++++ INFORMATION ++++

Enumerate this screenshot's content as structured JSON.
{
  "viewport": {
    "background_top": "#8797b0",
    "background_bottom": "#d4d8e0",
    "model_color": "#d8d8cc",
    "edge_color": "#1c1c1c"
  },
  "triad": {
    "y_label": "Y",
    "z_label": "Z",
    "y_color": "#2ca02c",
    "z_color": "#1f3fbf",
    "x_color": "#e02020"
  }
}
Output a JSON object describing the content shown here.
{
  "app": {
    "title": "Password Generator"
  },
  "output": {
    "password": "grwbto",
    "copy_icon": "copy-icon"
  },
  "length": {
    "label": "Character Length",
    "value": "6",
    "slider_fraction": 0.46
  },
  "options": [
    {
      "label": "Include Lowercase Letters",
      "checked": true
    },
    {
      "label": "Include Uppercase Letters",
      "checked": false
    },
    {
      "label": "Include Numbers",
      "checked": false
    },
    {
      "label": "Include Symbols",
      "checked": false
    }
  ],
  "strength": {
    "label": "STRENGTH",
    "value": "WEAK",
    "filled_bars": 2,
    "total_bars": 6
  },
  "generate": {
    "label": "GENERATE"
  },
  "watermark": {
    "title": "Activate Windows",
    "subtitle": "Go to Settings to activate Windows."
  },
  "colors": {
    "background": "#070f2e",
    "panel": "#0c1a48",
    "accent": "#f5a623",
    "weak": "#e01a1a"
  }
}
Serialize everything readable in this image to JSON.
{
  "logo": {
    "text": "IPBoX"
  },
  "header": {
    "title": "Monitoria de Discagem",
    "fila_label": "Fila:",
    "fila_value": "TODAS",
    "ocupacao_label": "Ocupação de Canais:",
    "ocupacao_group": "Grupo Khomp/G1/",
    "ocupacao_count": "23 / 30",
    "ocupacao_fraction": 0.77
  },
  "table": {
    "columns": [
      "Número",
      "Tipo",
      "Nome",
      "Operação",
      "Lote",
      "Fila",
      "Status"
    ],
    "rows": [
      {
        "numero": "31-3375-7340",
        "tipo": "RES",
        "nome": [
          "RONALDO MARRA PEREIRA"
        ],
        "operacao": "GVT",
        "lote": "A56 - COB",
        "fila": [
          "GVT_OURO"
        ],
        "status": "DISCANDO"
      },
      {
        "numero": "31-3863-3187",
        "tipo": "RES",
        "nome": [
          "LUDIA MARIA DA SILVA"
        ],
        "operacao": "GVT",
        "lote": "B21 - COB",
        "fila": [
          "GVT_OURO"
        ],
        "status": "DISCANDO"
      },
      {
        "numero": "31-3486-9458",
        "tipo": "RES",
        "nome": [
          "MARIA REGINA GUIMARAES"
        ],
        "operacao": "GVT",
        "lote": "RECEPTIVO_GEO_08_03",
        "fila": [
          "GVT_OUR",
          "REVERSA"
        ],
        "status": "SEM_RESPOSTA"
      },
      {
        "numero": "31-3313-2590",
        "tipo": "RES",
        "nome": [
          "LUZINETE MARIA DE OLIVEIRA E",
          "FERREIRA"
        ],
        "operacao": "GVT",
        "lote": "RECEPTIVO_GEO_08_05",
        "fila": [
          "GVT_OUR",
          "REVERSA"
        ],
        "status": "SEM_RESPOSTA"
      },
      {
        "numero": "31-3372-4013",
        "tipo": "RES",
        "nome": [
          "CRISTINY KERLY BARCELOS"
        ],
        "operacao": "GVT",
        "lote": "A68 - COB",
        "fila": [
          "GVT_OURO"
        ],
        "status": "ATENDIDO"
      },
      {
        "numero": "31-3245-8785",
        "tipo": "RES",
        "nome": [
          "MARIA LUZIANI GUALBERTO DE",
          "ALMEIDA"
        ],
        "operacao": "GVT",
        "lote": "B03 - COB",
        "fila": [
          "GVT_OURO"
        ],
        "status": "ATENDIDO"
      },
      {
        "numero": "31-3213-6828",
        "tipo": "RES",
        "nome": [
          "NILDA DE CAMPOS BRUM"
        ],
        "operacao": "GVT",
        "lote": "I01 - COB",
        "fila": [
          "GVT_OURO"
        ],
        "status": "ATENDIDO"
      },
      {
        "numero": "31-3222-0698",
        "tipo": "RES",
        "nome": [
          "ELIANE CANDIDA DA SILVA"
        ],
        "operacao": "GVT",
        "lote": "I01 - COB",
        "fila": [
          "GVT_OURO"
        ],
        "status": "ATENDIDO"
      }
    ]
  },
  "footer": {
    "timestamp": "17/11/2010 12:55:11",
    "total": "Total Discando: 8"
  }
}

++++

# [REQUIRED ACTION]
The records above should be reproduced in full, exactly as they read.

# [RESULT BELOW]
Enumerate this screenshot's content as structured JSON.
{
  "viewport": {
    "background_top": "#8797b0",
    "background_bottom": "#d4d8e0",
    "model_color": "#d8d8cc",
    "edge_color": "#1c1c1c"
  },
  "triad": {
    "y_label": "Y",
    "z_label": "Z",
    "y_color": "#2ca02c",
    "z_color": "#1f3fbf",
    "x_color": "#e02020"
  }
}
Output a JSON object describing the content shown here.
{
  "app": {
    "title": "Password Generator"
  },
  "output": {
    "password": "grwbto",
    "copy_icon": "copy-icon"
  },
  "length": {
    "label": "Character Length",
    "value": "6",
    "slider_fraction": 0.46
  },
  "options": [
    {
      "label": "Include Lowercase Letters",
      "checked": true
    },
    {
      "label": "Include Uppercase Letters",
      "checked": false
    },
    {
      "label": "Include Numbers",
      "checked": false
    },
    {
      "label": "Include Symbols",
      "checked": false
    }
  ],
  "strength": {
    "label": "STRENGTH",
    "value": "WEAK",
    "filled_bars": 2,
    "total_bars": 6
  },
  "generate": {
    "label": "GENERATE"
  },
  "watermark": {
    "title": "Activate Windows",
    "subtitle": "Go to Settings to activate Windows."
  },
  "colors": {
    "background": "#070f2e",
    "panel": "#0c1a48",
    "accent": "#f5a623",
    "weak": "#e01a1a"
  }
}
Serialize everything readable in this image to JSON.
{
  "logo": {
    "text": "IPBoX"
  },
  "header": {
    "title": "Monitoria de Discagem",
    "fila_label": "Fila:",
    "fila_value": "TODAS",
    "ocupacao_label": "Ocupação de Canais:",
    "ocupacao_group": "Grupo Khomp/G1/",
    "ocupacao_count": "23 / 30",
    "ocupacao_fraction": 0.77
  },
  "table": {
    "columns": [
      "Número",
      "Tipo",
      "Nome",
      "Operação",
      "Lote",
      "Fila",
      "Status"
    ],
    "rows": [
      {
        "numero": "31-3375-7340",
        "tipo": "RES",
        "nome": [
          "RONALDO MARRA PEREIRA"
        ],
        "operacao": "GVT",
        "lote": "A56 - COB",
        "fila": [
          "GVT_OURO"
        ],
        "status": "DISCANDO"
      },
      {
        "numero": "31-3863-3187",
        "tipo": "RES",
        "nome": [
          "LUDIA MARIA DA SILVA"
        ],
        "operacao": "GVT",
        "lote": "B21 - COB",
        "fila": [
          "GVT_OURO"
        ],
        "status": "DISCANDO"
      },
      {
        "numero": "31-3486-9458",
        "tipo": "RES",
        "nome": [
          "MARIA REGINA GUIMARAES"
        ],
        "operacao": "GVT",
        "lote": "RECEPTIVO_GEO_08_03",
        "fila": [
          "GVT_OUR",
          "REVERSA"
        ],
        "status": "SEM_RESPOSTA"
      },
      {
        "numero": "31-3313-2590",
        "tipo": "RES",
        "nome": [
          "LUZINETE MARIA DE OLIVEIRA E",
          "FERREIRA"
        ],
        "operacao": "GVT",
        "lote": "RECEPTIVO_GEO_08_05",
        "fila": [
          "GVT_OUR",
          "REVERSA"
        ],
        "status": "SEM_RESPOSTA"
      },
      {
        "numero": "31-3372-4013",
        "tipo": "RES",
        "nome": [
          "CRISTINY KERLY BARCELOS"
        ],
        "operacao": "GVT",
        "lote": "A68 - COB",
        "fila": [
          "GVT_OURO"
        ],
        "status": "ATENDIDO"
      },
      {
        "numero": "31-3245-8785",
        "tipo": "RES",
        "nome": [
          "MARIA LUZIANI GUALBERTO DE",
          "ALMEIDA"
        ],
        "operacao": "GVT",
        "lote": "B03 - COB",
        "fila": [
          "GVT_OURO"
        ],
        "status": "ATENDIDO"
      },
      {
        "numero": "31-3213-6828",
        "tipo": "RES",
        "nome": [
          "NILDA DE CAMPOS BRUM"
        ],
        "operacao": "GVT",
        "lote": "I01 - COB",
        "fila": [
          "GVT_OURO"
        ],
        "status": "ATENDIDO"
      },
      {
        "numero": "31-3222-0698",
        "tipo": "RES",
        "nome": [
          "ELIANE CANDIDA DA SILVA"
        ],
        "operacao": "GVT",
        "lote": "I01 - COB",
        "fila": [
          "GVT_OURO"
        ],
        "status": "ATENDIDO"
      }
    ]
  },
  "footer": {
    "timestamp": "17/11/2010 12:55:11",
    "total": "Total Discando: 8"
  }
}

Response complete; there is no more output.